Directions for this task:
A faithful copy of the entries is needed, one that leaves out the pictures.

[Data records for software interfaces]
• • • • • • •

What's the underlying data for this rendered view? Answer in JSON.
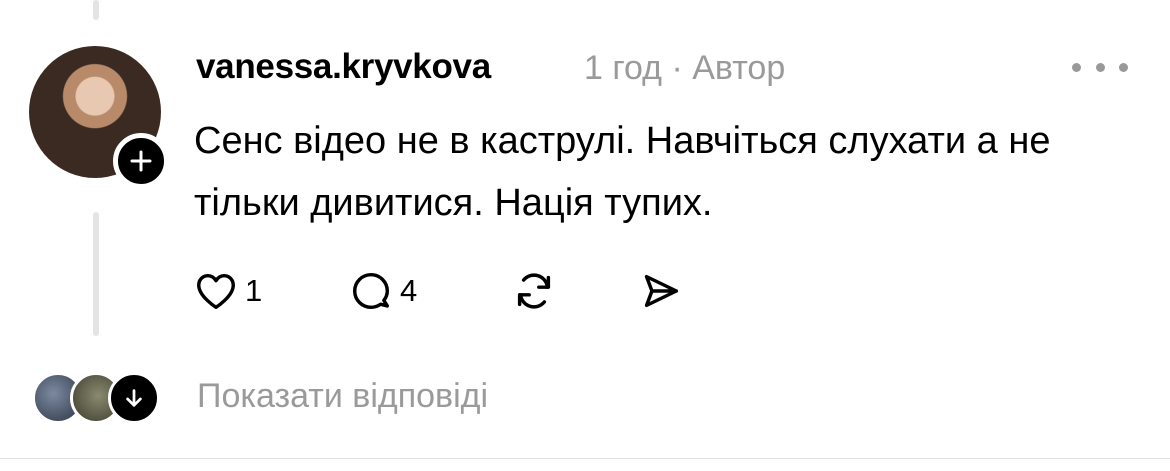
{
  "post": {
    "username": "vanessa.kryvkova",
    "meta": "1 год · Автор",
    "text": "Сенс відео не в каструлі. Навчіться слухати а не тільки дивитися. Нація тупих.",
    "likes": "1",
    "replies": "4"
  },
  "replies_footer": {
    "label": "Показати відповіді"
  },
  "icons": {
    "like": "heart-icon",
    "reply": "speech-bubble-icon",
    "repost": "repost-icon",
    "share": "send-icon",
    "more": "more-dots-icon",
    "follow": "plus-icon",
    "expand": "arrow-down-icon"
  }
}
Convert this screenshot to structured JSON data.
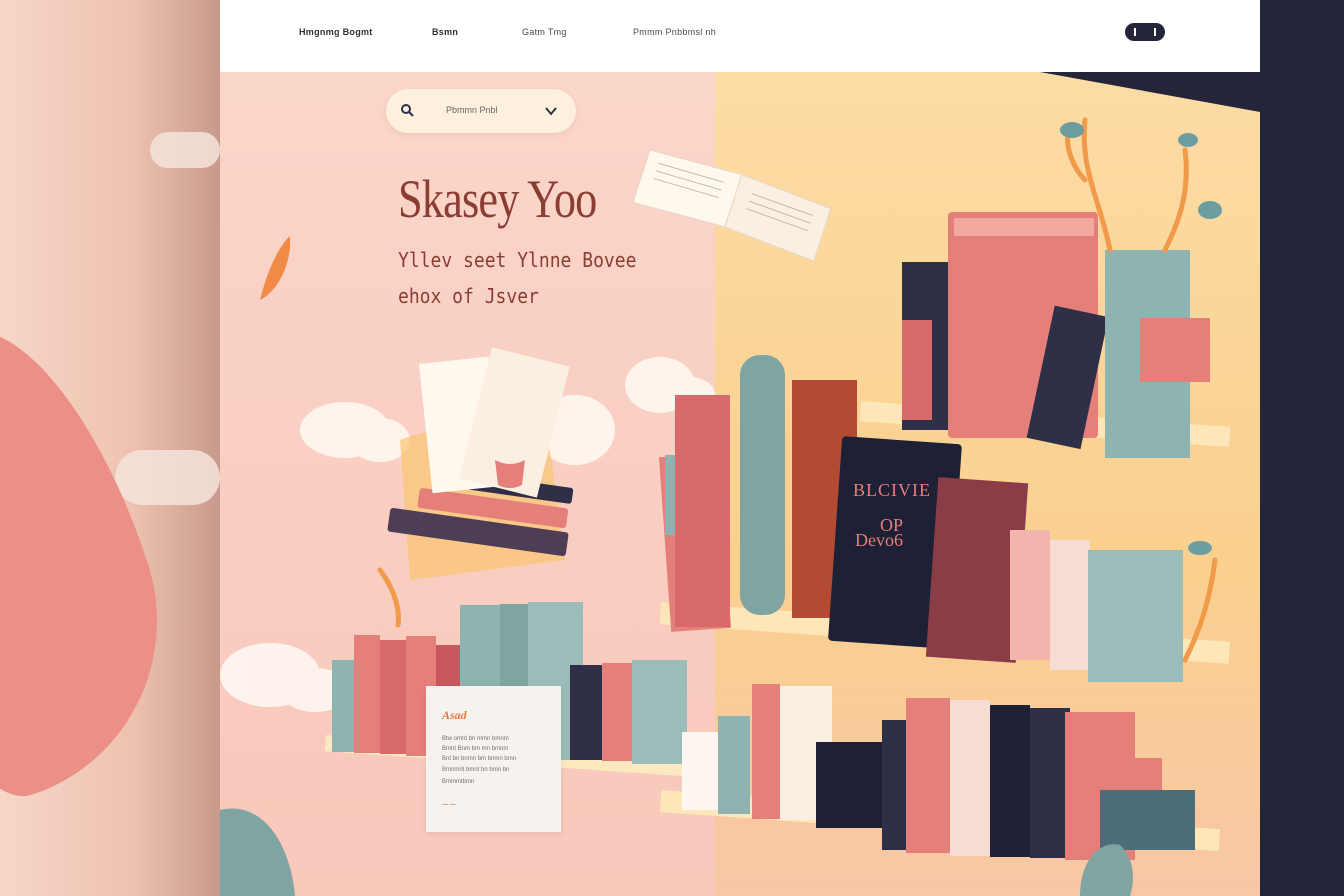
{
  "nav": {
    "items": [
      "Hmgnmg Bogmt",
      "Bsmn",
      "Gatm Tmg",
      "Pmmm Pnbbmsl nh"
    ],
    "toggle_icon": "toggle-icon"
  },
  "search": {
    "text": "Pbmmn Pnbl",
    "icon": "search-icon",
    "chevron": "chevron-down-icon"
  },
  "hero": {
    "title": "Skasey Yoo",
    "subtitle_line1": "Yllev seet Ylnne Bovee",
    "subtitle_line2": "ehox of Jsver"
  },
  "book_spines": {
    "center_book_line1": "BLCIVIE",
    "center_book_line2": "OP",
    "center_book_line3": "Devo6"
  },
  "card": {
    "title": "Asad",
    "lines": [
      "Btw omnt  bn mmn  bmnm",
      "Bmnt Bnm  bm mn  bmnm",
      "Bnt bn bnmn  bm bnmn bmn",
      "Bmnmnt bmnt bn bmn bn"
    ],
    "more": "Bmmmtbmn",
    "link": "— —"
  },
  "colors": {
    "accent": "#8a3d33",
    "dark": "#23253a",
    "pink": "#e57f7a",
    "teal": "#8fb3b0",
    "yellow": "#fbd49b",
    "orange": "#f09a4a"
  }
}
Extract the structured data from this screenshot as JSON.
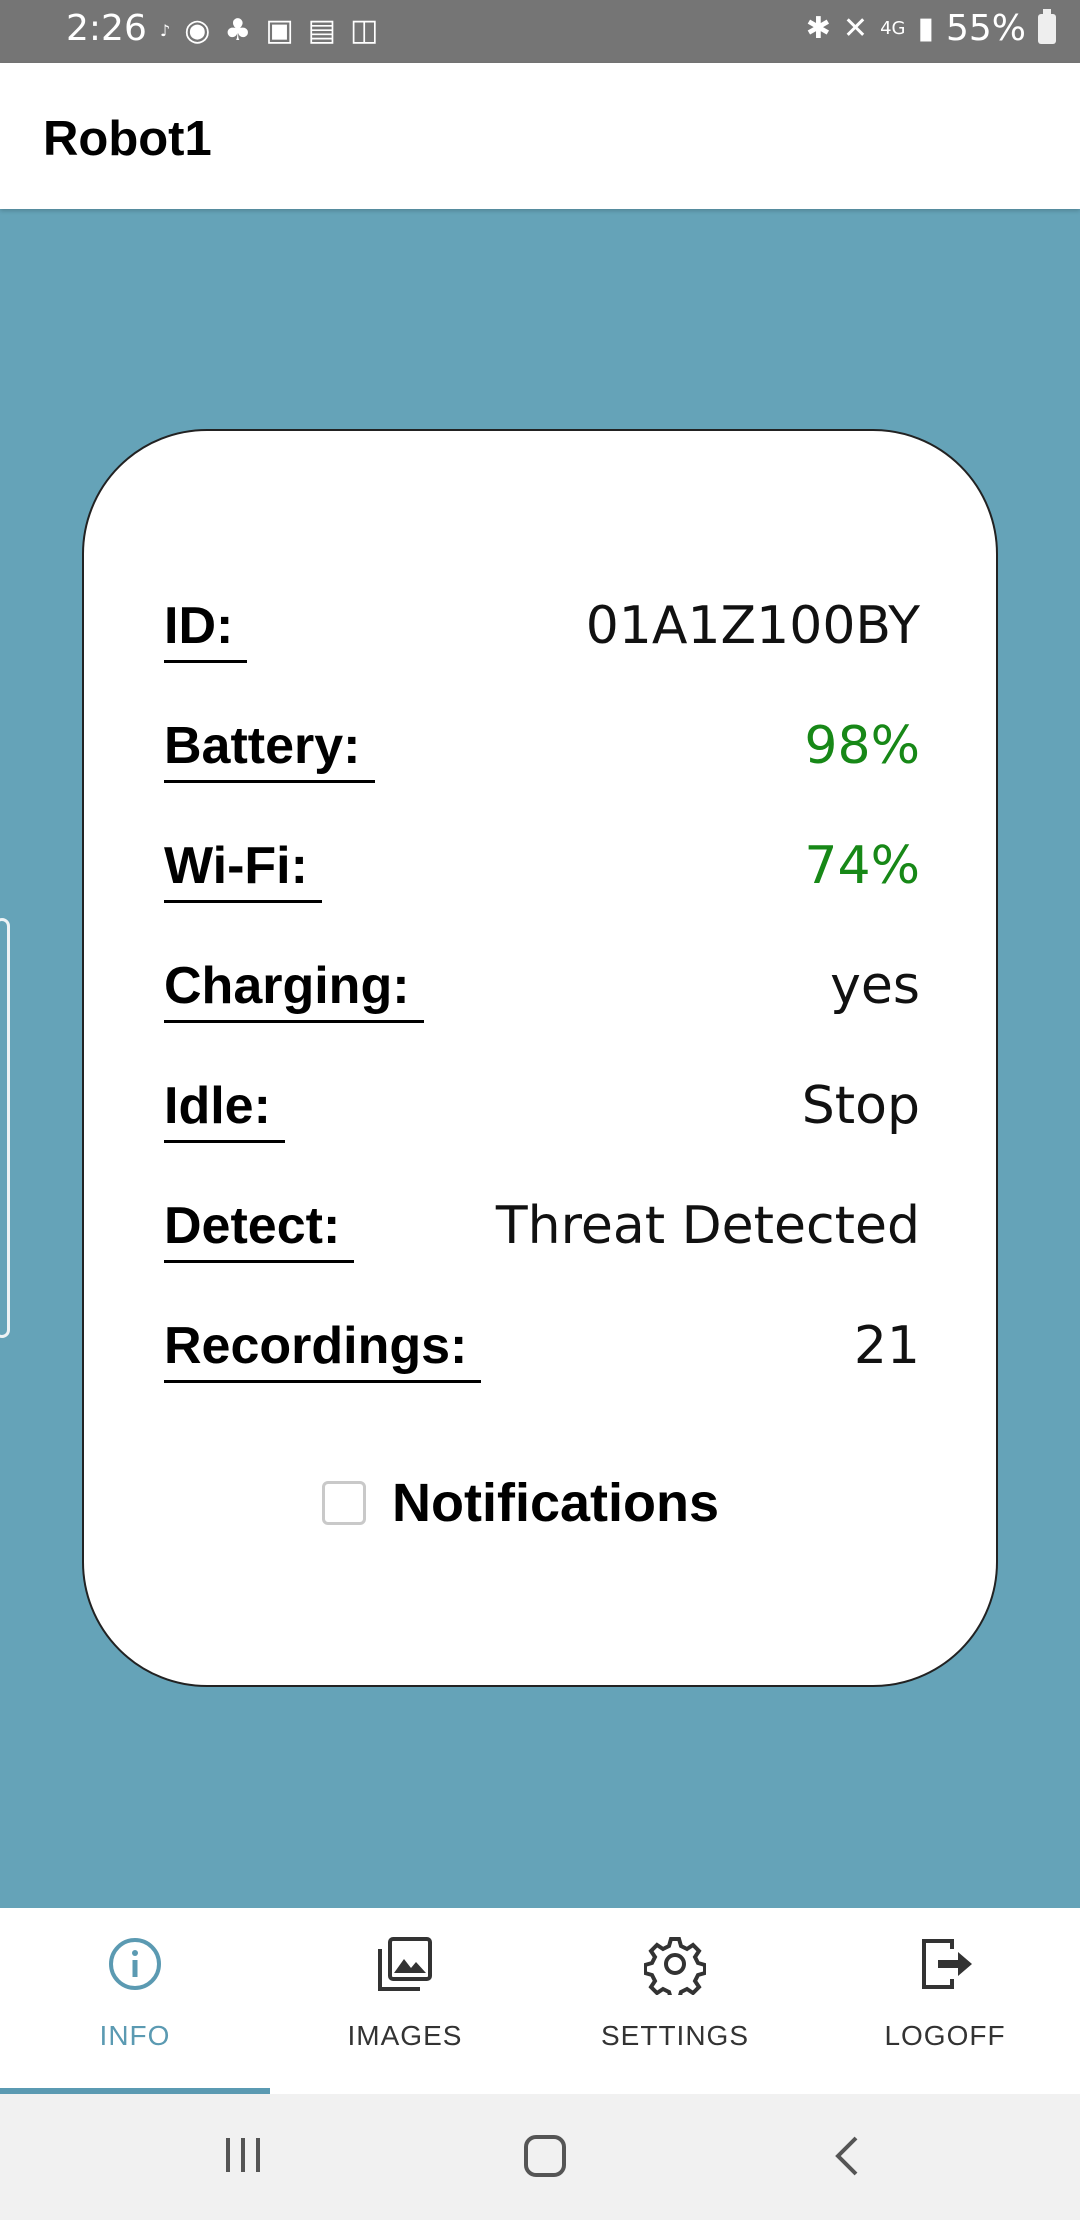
{
  "status_bar": {
    "time": "2:26",
    "left_icons": [
      "amazon-music-icon",
      "messenger-icon",
      "app-icon",
      "gallery-icon",
      "wifi-calling-icon",
      "translate-icon"
    ],
    "right_icons": [
      "bluetooth-icon",
      "mute-icon",
      "lte-icon",
      "signal-icon"
    ],
    "battery_percent": "55%"
  },
  "app_bar": {
    "title": "Robot1"
  },
  "info": {
    "rows": [
      {
        "label": "ID:",
        "value": "01A1Z100BY"
      },
      {
        "label": "Battery:",
        "value": "98%"
      },
      {
        "label": "Wi-Fi:",
        "value": "74%"
      },
      {
        "label": "Charging:",
        "value": "yes"
      },
      {
        "label": "Idle:",
        "value": "Stop"
      },
      {
        "label": "Detect:",
        "value": "Threat Detected"
      },
      {
        "label": "Recordings:",
        "value": "21"
      }
    ],
    "good_color": "#178817"
  },
  "notifications": {
    "label": "Notifications",
    "checked": false
  },
  "nav": {
    "tabs": [
      {
        "label": "INFO",
        "icon": "info-icon",
        "active": true
      },
      {
        "label": "IMAGES",
        "icon": "images-icon",
        "active": false
      },
      {
        "label": "SETTINGS",
        "icon": "gear-icon",
        "active": false
      },
      {
        "label": "LOGOFF",
        "icon": "logoff-icon",
        "active": false
      }
    ],
    "accent": "#5b9ab2"
  }
}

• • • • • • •

Solution for this exercise:
What's the underlying data for this rendered view? Answer in JSON.
{
  "post": {
    "username": "vanessa.kryvkova",
    "meta": "1 год · Автор",
    "text": "Сенс відео не в каструлі. Навчіться слухати а не тільки дивитися. Нація тупих.",
    "likes": "1",
    "replies": "4"
  },
  "replies_footer": {
    "label": "Показати відповіді"
  },
  "icons": {
    "like": "heart-icon",
    "reply": "speech-bubble-icon",
    "repost": "repost-icon",
    "share": "send-icon",
    "more": "more-dots-icon",
    "follow": "plus-icon",
    "expand": "arrow-down-icon"
  }
}
Convert this screenshot to structured JSON data.
{
  "nav": {
    "items": [
      "Hmgnmg Bogmt",
      "Bsmn",
      "Gatm Tmg",
      "Pmmm Pnbbmsl nh"
    ],
    "toggle_icon": "toggle-icon"
  },
  "search": {
    "text": "Pbmmn Pnbl",
    "icon": "search-icon",
    "chevron": "chevron-down-icon"
  },
  "hero": {
    "title": "Skasey Yoo",
    "subtitle_line1": "Yllev seet Ylnne Bovee",
    "subtitle_line2": "ehox of Jsver"
  },
  "book_spines": {
    "center_book_line1": "BLCIVIE",
    "center_book_line2": "OP",
    "center_book_line3": "Devo6"
  },
  "card": {
    "title": "Asad",
    "lines": [
      "Btw omnt  bn mmn  bmnm",
      "Bmnt Bnm  bm mn  bmnm",
      "Bnt bn bnmn  bm bnmn bmn",
      "Bmnmnt bmnt bn bmn bn"
    ],
    "more": "Bmmmtbmn",
    "link": "— —"
  },
  "colors": {
    "accent": "#8a3d33",
    "dark": "#23253a",
    "pink": "#e57f7a",
    "teal": "#8fb3b0",
    "yellow": "#fbd49b",
    "orange": "#f09a4a"
  }
}
Extract the structured data from this screenshot as JSON.
{
  "status_bar": {
    "time": "2:26",
    "left_icons": [
      "amazon-music-icon",
      "messenger-icon",
      "app-icon",
      "gallery-icon",
      "wifi-calling-icon",
      "translate-icon"
    ],
    "right_icons": [
      "bluetooth-icon",
      "mute-icon",
      "lte-icon",
      "signal-icon"
    ],
    "battery_percent": "55%"
  },
  "app_bar": {
    "title": "Robot1"
  },
  "info": {
    "rows": [
      {
        "label": "ID:",
        "value": "01A1Z100BY"
      },
      {
        "label": "Battery:",
        "value": "98%"
      },
      {
        "label": "Wi-Fi:",
        "value": "74%"
      },
      {
        "label": "Charging:",
        "value": "yes"
      },
      {
        "label": "Idle:",
        "value": "Stop"
      },
      {
        "label": "Detect:",
        "value": "Threat Detected"
      },
      {
        "label": "Recordings:",
        "value": "21"
      }
    ],
    "good_color": "#178817"
  },
  "notifications": {
    "label": "Notifications",
    "checked": false
  },
  "nav": {
    "tabs": [
      {
        "label": "INFO",
        "icon": "info-icon",
        "active": true
      },
      {
        "label": "IMAGES",
        "icon": "images-icon",
        "active": false
      },
      {
        "label": "SETTINGS",
        "icon": "gear-icon",
        "active": false
      },
      {
        "label": "LOGOFF",
        "icon": "logoff-icon",
        "active": false
      }
    ],
    "accent": "#5b9ab2"
  }
}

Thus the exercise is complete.